Exercise objective >> An exact, complete copy of the entries is what is needed.

════════

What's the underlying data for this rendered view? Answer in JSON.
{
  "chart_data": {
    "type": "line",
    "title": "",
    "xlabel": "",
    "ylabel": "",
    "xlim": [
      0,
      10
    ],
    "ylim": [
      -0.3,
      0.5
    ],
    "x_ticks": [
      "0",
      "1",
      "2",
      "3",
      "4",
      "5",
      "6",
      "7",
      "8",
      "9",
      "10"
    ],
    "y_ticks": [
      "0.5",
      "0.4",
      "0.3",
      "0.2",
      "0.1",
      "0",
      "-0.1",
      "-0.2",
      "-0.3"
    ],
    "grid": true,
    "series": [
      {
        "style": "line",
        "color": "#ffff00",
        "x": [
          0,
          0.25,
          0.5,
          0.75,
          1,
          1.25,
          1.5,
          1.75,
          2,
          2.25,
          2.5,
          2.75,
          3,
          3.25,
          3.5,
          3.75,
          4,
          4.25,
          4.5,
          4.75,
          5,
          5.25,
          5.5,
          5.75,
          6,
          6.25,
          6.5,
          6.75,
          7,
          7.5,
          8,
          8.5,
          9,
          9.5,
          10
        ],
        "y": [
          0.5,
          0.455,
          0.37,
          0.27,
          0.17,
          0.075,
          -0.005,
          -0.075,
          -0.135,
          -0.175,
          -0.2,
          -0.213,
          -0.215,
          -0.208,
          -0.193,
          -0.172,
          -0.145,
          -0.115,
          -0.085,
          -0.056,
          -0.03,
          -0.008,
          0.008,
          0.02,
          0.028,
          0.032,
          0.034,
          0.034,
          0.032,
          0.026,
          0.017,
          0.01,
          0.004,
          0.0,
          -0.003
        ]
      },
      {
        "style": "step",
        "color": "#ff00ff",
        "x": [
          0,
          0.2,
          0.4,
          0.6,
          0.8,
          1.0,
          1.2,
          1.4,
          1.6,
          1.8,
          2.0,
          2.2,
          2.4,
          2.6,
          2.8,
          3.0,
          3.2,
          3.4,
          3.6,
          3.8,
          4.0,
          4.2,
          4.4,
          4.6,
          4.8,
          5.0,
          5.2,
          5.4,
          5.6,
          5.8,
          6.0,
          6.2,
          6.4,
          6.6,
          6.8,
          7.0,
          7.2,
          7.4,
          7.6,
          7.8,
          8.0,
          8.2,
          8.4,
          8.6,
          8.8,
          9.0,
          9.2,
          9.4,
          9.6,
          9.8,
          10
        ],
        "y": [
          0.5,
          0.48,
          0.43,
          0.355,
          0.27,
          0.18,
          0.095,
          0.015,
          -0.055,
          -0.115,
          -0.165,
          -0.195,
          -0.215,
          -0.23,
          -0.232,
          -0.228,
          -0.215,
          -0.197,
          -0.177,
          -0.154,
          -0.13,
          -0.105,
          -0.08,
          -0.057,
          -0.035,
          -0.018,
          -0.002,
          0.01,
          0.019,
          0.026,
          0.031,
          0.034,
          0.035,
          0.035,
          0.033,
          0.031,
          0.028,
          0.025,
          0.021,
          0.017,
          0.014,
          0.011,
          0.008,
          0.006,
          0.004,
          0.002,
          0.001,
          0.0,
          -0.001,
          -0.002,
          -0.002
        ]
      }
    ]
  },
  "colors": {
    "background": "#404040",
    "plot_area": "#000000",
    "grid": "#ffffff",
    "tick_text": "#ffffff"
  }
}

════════

Solution to this task >>
What's the underlying data for this rendered view? Answer in JSON.
{
  "chart_data": {
    "type": "line",
    "title": "",
    "xlabel": "",
    "ylabel": "",
    "xlim": [
      0,
      10
    ],
    "ylim": [
      -0.3,
      0.5
    ],
    "x_ticks": [
      "0",
      "1",
      "2",
      "3",
      "4",
      "5",
      "6",
      "7",
      "8",
      "9",
      "10"
    ],
    "y_ticks": [
      "0.5",
      "0.4",
      "0.3",
      "0.2",
      "0.1",
      "0",
      "-0.1",
      "-0.2",
      "-0.3"
    ],
    "grid": true,
    "series": [
      {
        "style": "line",
        "color": "#ffff00",
        "x": [
          0,
          0.25,
          0.5,
          0.75,
          1,
          1.25,
          1.5,
          1.75,
          2,
          2.25,
          2.5,
          2.75,
          3,
          3.25,
          3.5,
          3.75,
          4,
          4.25,
          4.5,
          4.75,
          5,
          5.25,
          5.5,
          5.75,
          6,
          6.25,
          6.5,
          6.75,
          7,
          7.5,
          8,
          8.5,
          9,
          9.5,
          10
        ],
        "y": [
          0.5,
          0.455,
          0.37,
          0.27,
          0.17,
          0.075,
          -0.005,
          -0.075,
          -0.135,
          -0.175,
          -0.2,
          -0.213,
          -0.215,
          -0.208,
          -0.193,
          -0.172,
          -0.145,
          -0.115,
          -0.085,
          -0.056,
          -0.03,
          -0.008,
          0.008,
          0.02,
          0.028,
          0.032,
          0.034,
          0.034,
          0.032,
          0.026,
          0.017,
          0.01,
          0.004,
          0.0,
          -0.003
        ]
      },
      {
        "style": "step",
        "color": "#ff00ff",
        "x": [
          0,
          0.2,
          0.4,
          0.6,
          0.8,
          1.0,
          1.2,
          1.4,
          1.6,
          1.8,
          2.0,
          2.2,
          2.4,
          2.6,
          2.8,
          3.0,
          3.2,
          3.4,
          3.6,
          3.8,
          4.0,
          4.2,
          4.4,
          4.6,
          4.8,
          5.0,
          5.2,
          5.4,
          5.6,
          5.8,
          6.0,
          6.2,
          6.4,
          6.6,
          6.8,
          7.0,
          7.2,
          7.4,
          7.6,
          7.8,
          8.0,
          8.2,
          8.4,
          8.6,
          8.8,
          9.0,
          9.2,
          9.4,
          9.6,
          9.8,
          10
        ],
        "y": [
          0.5,
          0.48,
          0.43,
          0.355,
          0.27,
          0.18,
          0.095,
          0.015,
          -0.055,
          -0.115,
          -0.165,
          -0.195,
          -0.215,
          -0.23,
          -0.232,
          -0.228,
          -0.215,
          -0.197,
          -0.177,
          -0.154,
          -0.13,
          -0.105,
          -0.08,
          -0.057,
          -0.035,
          -0.018,
          -0.002,
          0.01,
          0.019,
          0.026,
          0.031,
          0.034,
          0.035,
          0.035,
          0.033,
          0.031,
          0.028,
          0.025,
          0.021,
          0.017,
          0.014,
          0.011,
          0.008,
          0.006,
          0.004,
          0.002,
          0.001,
          0.0,
          -0.001,
          -0.002,
          -0.002
        ]
      }
    ]
  },
  "colors": {
    "background": "#404040",
    "plot_area": "#000000",
    "grid": "#ffffff",
    "tick_text": "#ffffff"
  }
}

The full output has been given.